(Records from a data collection)
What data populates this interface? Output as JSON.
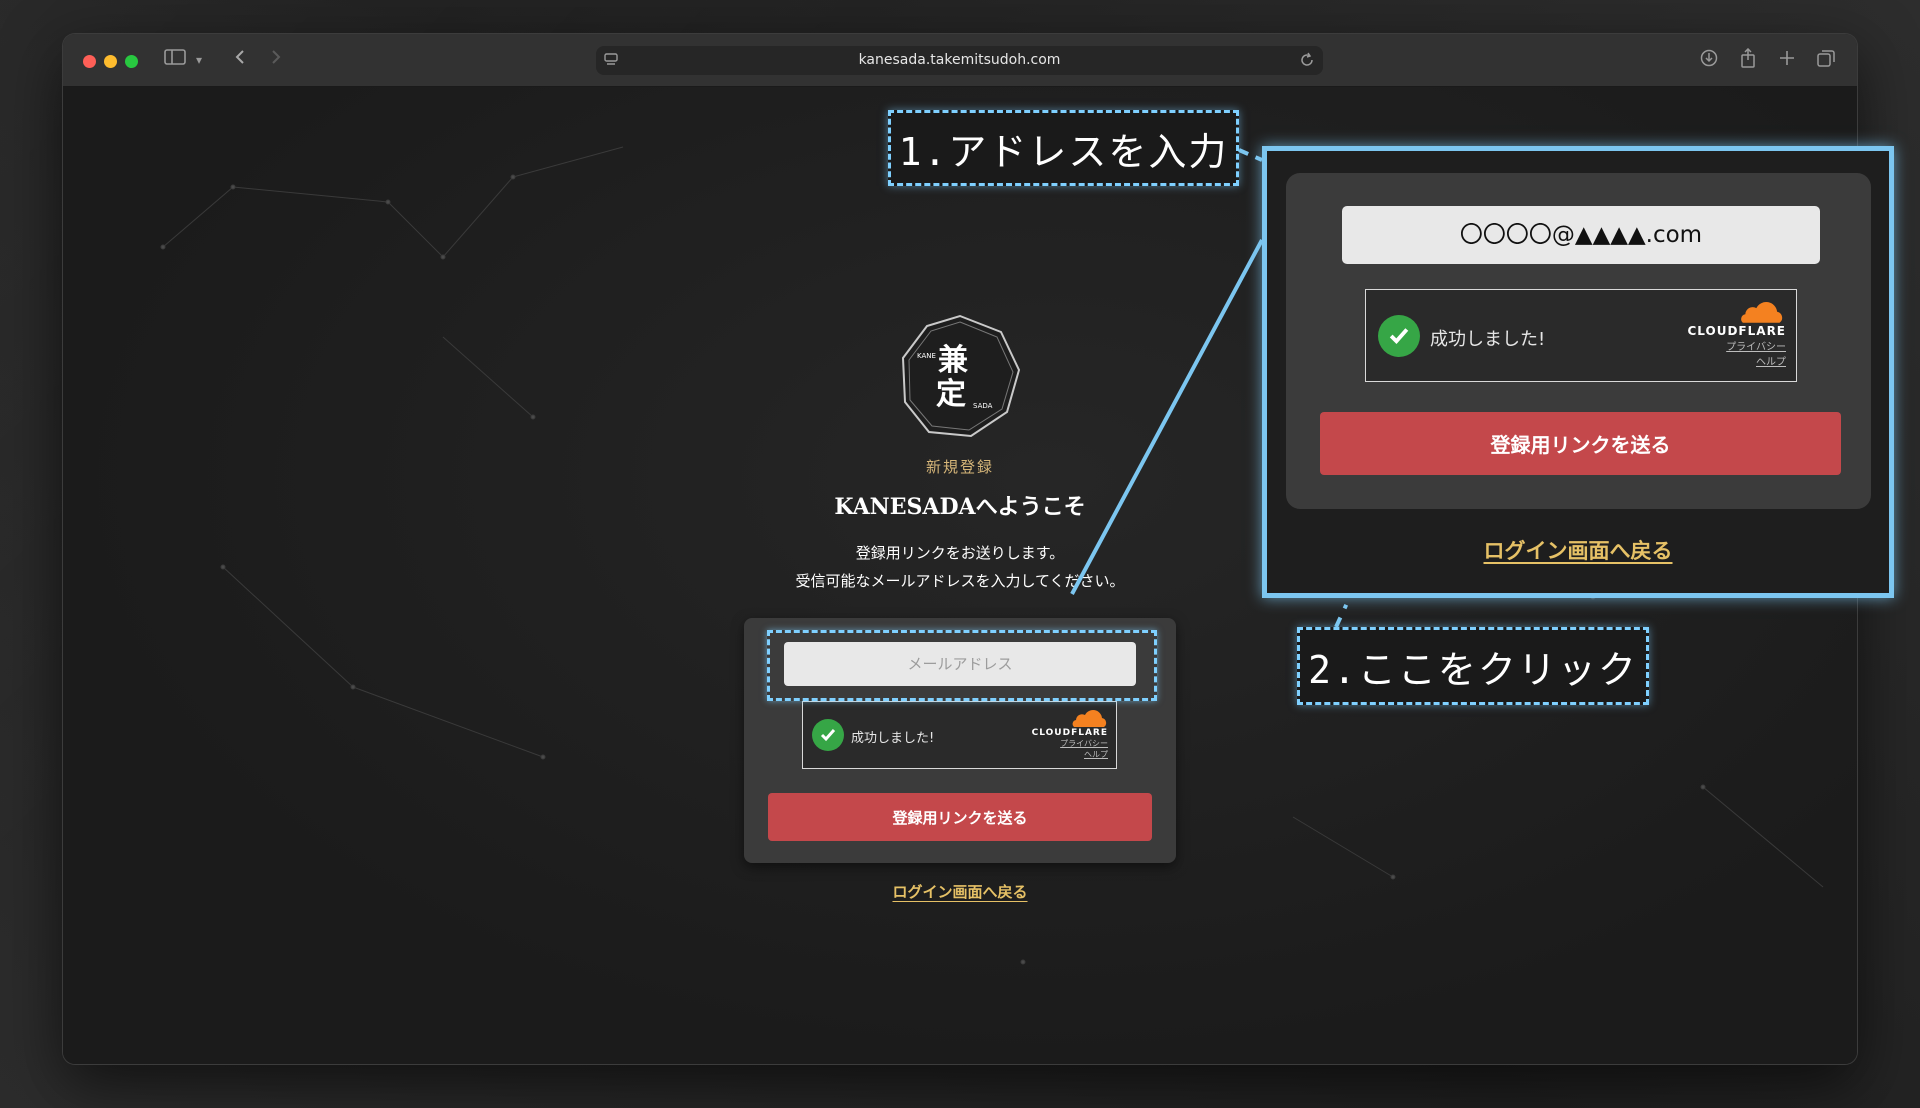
{
  "browser": {
    "url": "kanesada.takemitsudoh.com"
  },
  "logo": {
    "main_top": "兼",
    "main_bottom": "定",
    "small_left": "KANE",
    "small_right": "SADA"
  },
  "page": {
    "subtitle": "新規登録",
    "welcome": "KANESADAへようこそ",
    "desc_line1": "登録用リンクをお送りします。",
    "desc_line2": "受信可能なメールアドレスを入力してください。"
  },
  "form": {
    "email_placeholder": "メールアドレス",
    "captcha_status": "成功しました!",
    "captcha_brand": "CLOUDFLARE",
    "captcha_privacy": "プライバシー",
    "captcha_help": "ヘルプ",
    "submit_label": "登録用リンクを送る",
    "back_link": "ログイン画面へ戻る"
  },
  "zoom": {
    "email_value": "〇〇〇〇@▲▲▲▲.com"
  },
  "annotations": {
    "step1": "1.アドレスを入力",
    "step2": "2.ここをクリック"
  },
  "colors": {
    "accent_gold": "#e6c166",
    "button_red": "#c4484b",
    "highlight_blue": "#7fd0ff",
    "check_green": "#36a646",
    "cloudflare_orange": "#f48120"
  }
}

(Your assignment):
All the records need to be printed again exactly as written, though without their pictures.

(Result of the task):
What data populates this interface? Output as JSON.
{
  "browser": {
    "url": "kanesada.takemitsudoh.com"
  },
  "logo": {
    "main_top": "兼",
    "main_bottom": "定",
    "small_left": "KANE",
    "small_right": "SADA"
  },
  "page": {
    "subtitle": "新規登録",
    "welcome": "KANESADAへようこそ",
    "desc_line1": "登録用リンクをお送りします。",
    "desc_line2": "受信可能なメールアドレスを入力してください。"
  },
  "form": {
    "email_placeholder": "メールアドレス",
    "captcha_status": "成功しました!",
    "captcha_brand": "CLOUDFLARE",
    "captcha_privacy": "プライバシー",
    "captcha_help": "ヘルプ",
    "submit_label": "登録用リンクを送る",
    "back_link": "ログイン画面へ戻る"
  },
  "zoom": {
    "email_value": "〇〇〇〇@▲▲▲▲.com"
  },
  "annotations": {
    "step1": "1.アドレスを入力",
    "step2": "2.ここをクリック"
  },
  "colors": {
    "accent_gold": "#e6c166",
    "button_red": "#c4484b",
    "highlight_blue": "#7fd0ff",
    "check_green": "#36a646",
    "cloudflare_orange": "#f48120"
  }
}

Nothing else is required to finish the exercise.